The movie’s story of a small town teen cyclist vying for the affections of a girl might not have the most original plot, but you’d be hard pressed to find a more feel good sports movie. A young Daniel Stern and Dennis Quaid helped the movie pull in four 1979 Academy Award nominations including Best Picture, Director, Supporting Actress, Adapted Score and a win for Best Original Screenplay. Rotten Tomatoes 89, IMDB 7.8
Rocky II 3.7 stars out of 1,177,196 ratings.
Without a doubt, the best sequel in the Rocky series, it might not have as much of the underdog fight that possessed the original, but Balboa’s rematch against Apollo Creed is every bit as entertaining. Rotten Tomatoes 81, IMDB 7.1
Bull Durham 3.6 stars out of 1,371,270 ratings.
There are those who love Bull Durham, hailing it as the greatest baseball movie ever, and those who prefer to not even acknowledge it as a baseball movie altogether. (Feel free to spark that debate in the comments.) While the movie focuses on the love triangle between a fan and two players, baseball is the through line connecting all of them. The sports drama takes a backseat to the romantic kind with Susan Sarandon playing a groupie looking to bed a minor-league team’s catcher and pitcher. Rotten Tomatoes 83, IMDB 7.1
The Bad News Bears 3.6 stars out of 756,059 ratings.

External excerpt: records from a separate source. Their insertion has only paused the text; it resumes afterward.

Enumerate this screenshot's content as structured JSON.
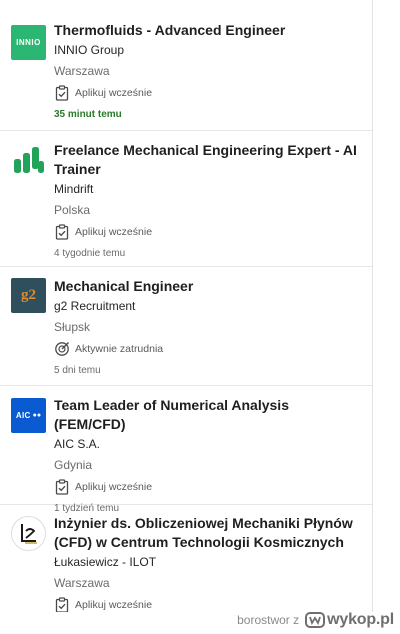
{
  "jobs": [
    {
      "title": "Thermofluids - Advanced Engineer",
      "company": "INNIO Group",
      "location": "Warszawa",
      "status": "Aplikuj wcześnie",
      "time": "35 minut temu",
      "logo_text": "INNIO",
      "logo_color": "#2bb673"
    },
    {
      "title": "Freelance Mechanical Engineering Expert - AI Trainer",
      "company": "Mindrift",
      "location": "Polska",
      "status": "Aplikuj wcześnie",
      "time": "4 tygodnie temu",
      "logo_color": "#22a35a"
    },
    {
      "title": "Mechanical Engineer",
      "company": "g2 Recruitment",
      "location": "Słupsk",
      "status": "Aktywnie zatrudnia",
      "time": "5 dni temu",
      "logo_text": "g2",
      "logo_color": "#2f4f5c"
    },
    {
      "title": "Team Leader of Numerical Analysis (FEM/CFD)",
      "company": "AIC S.A.",
      "location": "Gdynia",
      "status": "Aplikuj wcześnie",
      "time": "1 tydzień temu",
      "logo_text": "AIC",
      "logo_color": "#0a5bd1"
    },
    {
      "title": "Inżynier ds. Obliczeniowej Mechaniki Płynów (CFD) w Centrum Technologii Kosmicznych",
      "company": "Łukasiewicz - ILOT",
      "location": "Warszawa",
      "status": "Aplikuj wcześnie",
      "logo_color": "#1a1a1a"
    }
  ],
  "watermark": {
    "user": "borostwor z",
    "site": "wykop.pl"
  }
}
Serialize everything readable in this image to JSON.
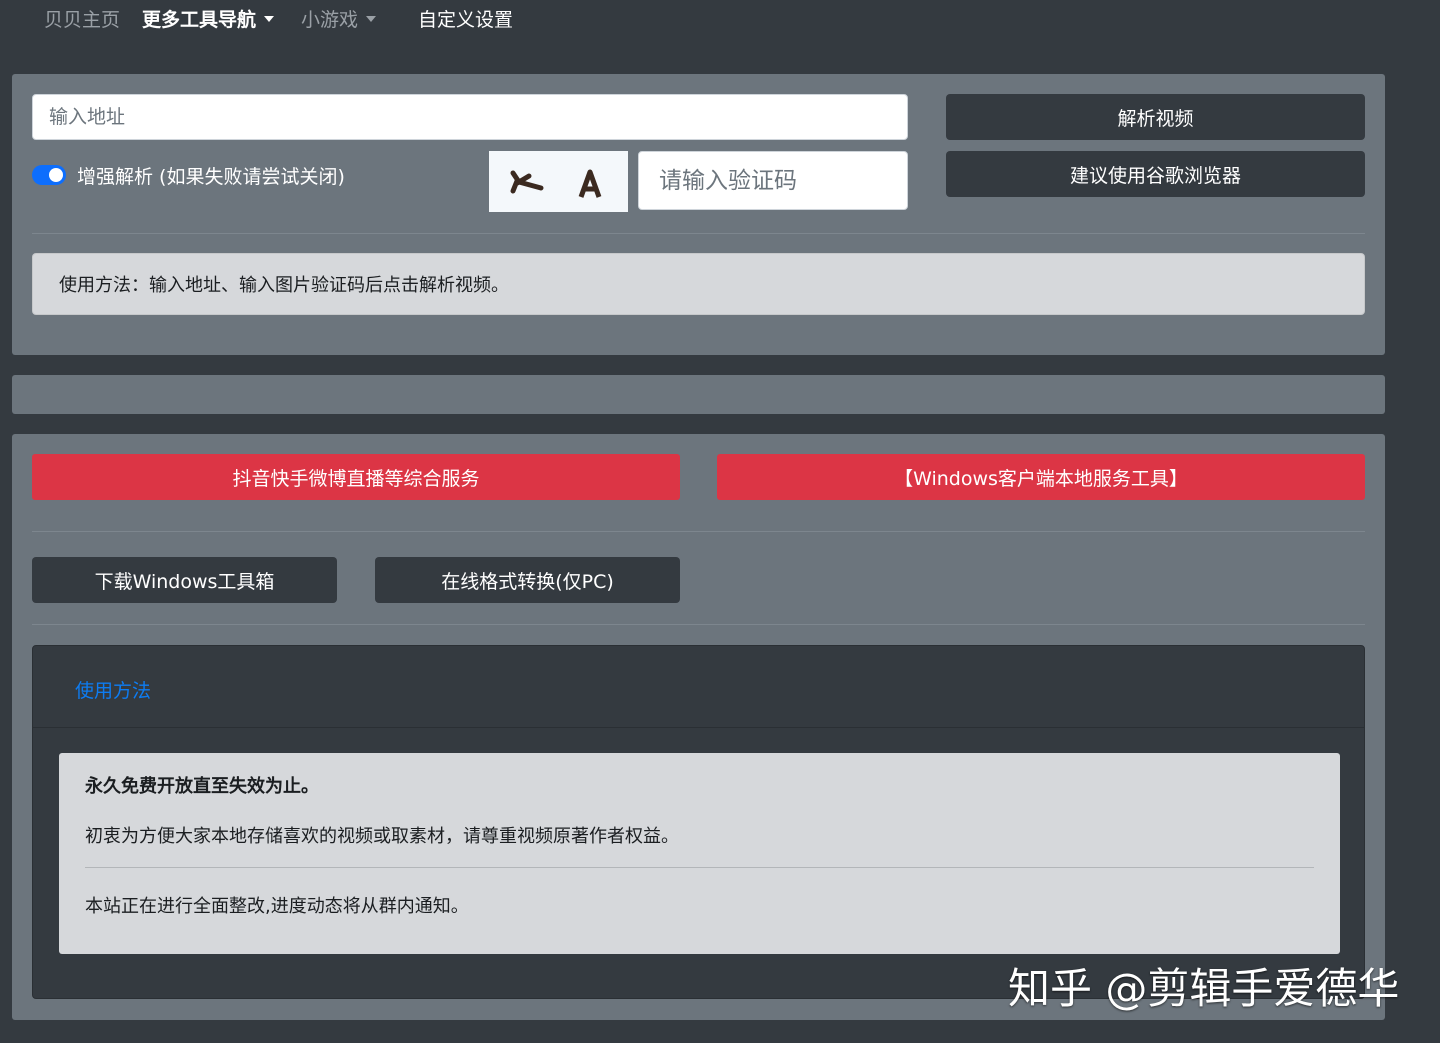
{
  "nav": {
    "items": [
      {
        "label": "贝贝主页"
      },
      {
        "label": "更多工具导航"
      },
      {
        "label": "小游戏"
      },
      {
        "label": "自定义设置"
      }
    ]
  },
  "parser": {
    "url_placeholder": "输入地址",
    "parse_button": "解析视频",
    "browser_button": "建议使用谷歌浏览器",
    "enhance_label": "增强解析 (如果失败请尝试关闭)",
    "enhance_on": true,
    "captcha_chars": [
      "⺊",
      "A"
    ],
    "captcha_placeholder": "请输入验证码",
    "usage_text": "使用方法：输入地址、输入图片验证码后点击解析视频。"
  },
  "services": {
    "red_buttons": [
      "抖音快手微博直播等综合服务",
      "【Windows客户端本地服务工具】"
    ],
    "dark_buttons": [
      "下载Windows工具箱",
      "在线格式转换(仅PC)"
    ]
  },
  "usage_card": {
    "title": "使用方法",
    "lines": [
      "永久免费开放直至失效为止。",
      "初衷为方便大家本地存储喜欢的视频或取素材，请尊重视频原著作者权益。",
      "本站正在进行全面整改,进度动态将从群内通知。"
    ]
  },
  "watermark": "知乎 @剪辑手爱德华",
  "colors": {
    "background": "#343a40",
    "panel": "#6c757d",
    "danger": "#dc3545",
    "primary": "#0d6efd",
    "link": "#0d7cf2"
  }
}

Having kids rattle off curse words onscreen is common practice for many of today’s R-rated comedies, but in the 1970s Bad News Bears did it first. Walter Matthau plays an ex-minor league player turned pool cleaner turned little league coach whose new team consist of talentless smartasses. The movie is full of political incorrectness and crass humor, but all of this makes it incredibly funny and without it we might not have a Bad Santa or Bad Grandpa. And that would be a damn shame. Rotten Tomatoes 80, IMDB 7.3